— What this task involves —
Retype the whole of the data exactly.

Dataset rows describing interfaces:
---------------

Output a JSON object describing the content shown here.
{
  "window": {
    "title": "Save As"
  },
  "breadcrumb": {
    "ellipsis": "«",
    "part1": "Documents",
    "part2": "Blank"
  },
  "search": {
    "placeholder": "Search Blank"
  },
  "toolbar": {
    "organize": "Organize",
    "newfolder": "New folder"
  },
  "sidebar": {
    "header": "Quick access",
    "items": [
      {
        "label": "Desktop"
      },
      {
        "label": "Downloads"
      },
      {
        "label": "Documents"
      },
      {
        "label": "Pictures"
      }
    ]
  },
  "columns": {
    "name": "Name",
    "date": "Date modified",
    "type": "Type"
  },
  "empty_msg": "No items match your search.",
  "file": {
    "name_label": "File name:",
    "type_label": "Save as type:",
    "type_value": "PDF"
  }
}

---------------

— Result of the exercise —
Output a JSON object describing the content shown here.
{
  "window": {
    "title": "Save As"
  },
  "breadcrumb": {
    "ellipsis": "«",
    "part1": "Documents",
    "part2": "Blank"
  },
  "search": {
    "placeholder": "Search Blank"
  },
  "toolbar": {
    "organize": "Organize",
    "newfolder": "New folder"
  },
  "sidebar": {
    "header": "Quick access",
    "items": [
      {
        "label": "Desktop"
      },
      {
        "label": "Downloads"
      },
      {
        "label": "Documents"
      },
      {
        "label": "Pictures"
      }
    ]
  },
  "columns": {
    "name": "Name",
    "date": "Date modified",
    "type": "Type"
  },
  "empty_msg": "No items match your search.",
  "file": {
    "name_label": "File name:",
    "type_label": "Save as type:",
    "type_value": "PDF"
  }
}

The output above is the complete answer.